2. Get visible
Great hunters want to meet new people. They don’t shy away from prospecting time. They eagerly embrace it and are frustrated when you pull them away from their designated time.
Sales hunters text, ask for referrals, create video emails, and send email calendar invites. These activities set you apart from your competitors and make you memorable. They are arrows in your quiver, and you’re not afraid to use them even when your peers pull back.
3. LinkedIn savvy
LinkedIn prospecting is critical to identifying, researching, and connecting with potential prospects. Great sales hunters understand this. You use these tools to uncover and engage with qualified prospects. You set aside time each day to network on LinkedIn, meet new people, reconnect, and – set first appointments.
It’s not enough to get the door open and score the first appointment. If a hunter is going to convert a prospect to a sales qualified lead, a real opportunity, they have to be able to sell too. Sales hunting skills aren’t limited to prospecting activities. Look for these 4 skills in your candidates and hunters.
1. Don’t take no for an answer the first time When great sales hunters reach a prospect, their goal is to extend the conversation long enough to establish a relationship through good discussion. You know that the longer you engage prospects, the better your chances are of scheduling an appointment. You are respectful, yet persistent.
You may have to call again at a better time, but you use what you learn from each encounter to move past the no to the next step in the process, from first appointment to close.
2. Great listeners Most sales reps talk too much. Top sales hunters, on the other hand, know when to be quiet. They recognize when to listen, because it will allow them to learn enough about the prospect to get in the door and make the appropriate recommendation.
You listen for the issues you can address and additional people you should talk with.

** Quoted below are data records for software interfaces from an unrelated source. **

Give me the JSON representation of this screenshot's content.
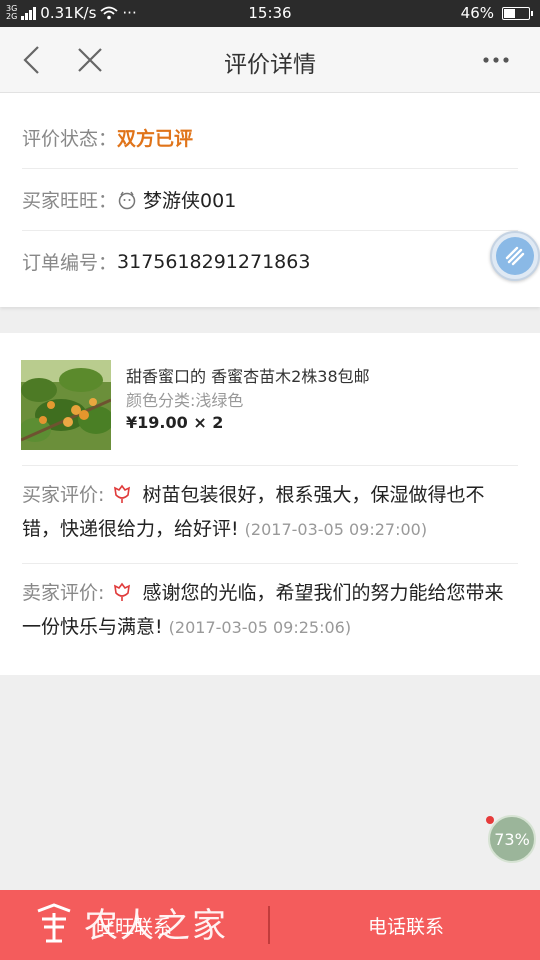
{
  "status_bar": {
    "network_top": "3G",
    "network_bottom": "2G",
    "speed": "0.31K/s",
    "more": "···",
    "time": "15:36",
    "battery": "46%",
    "battery_level": 0.46
  },
  "nav": {
    "title": "评价详情",
    "back_icon": "chevron-left-icon",
    "close_icon": "close-icon",
    "more_icon": "more-icon"
  },
  "info": {
    "status_label": "评价状态：",
    "status_value": "双方已评",
    "buyer_label": "买家旺旺：",
    "buyer_value": "梦游侠001",
    "order_label": "订单编号：",
    "order_value": "3175618291271863",
    "status_color": "#e0741a"
  },
  "product": {
    "title": "甜香蜜口的 香蜜杏苗木2株38包邮",
    "spec": "颜色分类:浅绿色",
    "price": "¥19.00 × 2"
  },
  "reviews": [
    {
      "label": "买家评价:",
      "text": "树苗包装很好，根系强大，保湿做得也不错，快递很给力，给好评!",
      "time": "(2017-03-05 09:27:00)"
    },
    {
      "label": "卖家评价:",
      "text": "感谢您的光临，希望我们的努力能给您带来一份快乐与满意!",
      "time": "(2017-03-05 09:25:06)"
    }
  ],
  "float_widget": {
    "percent": "73%"
  },
  "bottom": {
    "wangwang_label": "旺旺联系",
    "phone_label": "电话联系",
    "watermark": "农人之家",
    "bar_color": "#f45c5c"
  }
}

3. Inquisitive and insightful Skilled hunters have a keen ability to ask smart, insightful questions. Their queries make prospects think about their situation, needs, and criteria, which almost always leaves a lasting impression. Your ideas and recommendations make prospects want to work with you because they sense you can help. You build trust through your inquisitive nature. If prospects aren’t ready to meet with you now, they probably will be in the future.
4. Progressive qualifier The best hunters progressively qualify sales prospects throughout the sales process. It begins with the first call and continues through each subsequent meeting. You space your qualification questions throughout the sales process, continually learning more, while also re-qualifying that the opportunity has not changed. Your closing ratio reflects your finesse.
Assess Sales Candidates
So how do your candidates, your team, and you stack up?
When you hire sales hunters who have these 10 sales hunting skills, they reach full productivity faster. When your whole staff has these skills, you achieve your personal and growth objectives. Plan to assess every sales candidate early in the hiring process to weed out those people who might sway you because of their likeablity, not their sales ability. If you’re wondering about your current staff, step back and analyze them.
If you’d like to assess sales candidates as you’re hiring, or evaluate if you have the right salespeople in the right sales seats, contact us at M. Allen via email@example.com. Together we’ll examine the role you need, implement a predictive, proven sales candidate assessment, and help you avoid hiring mistakes.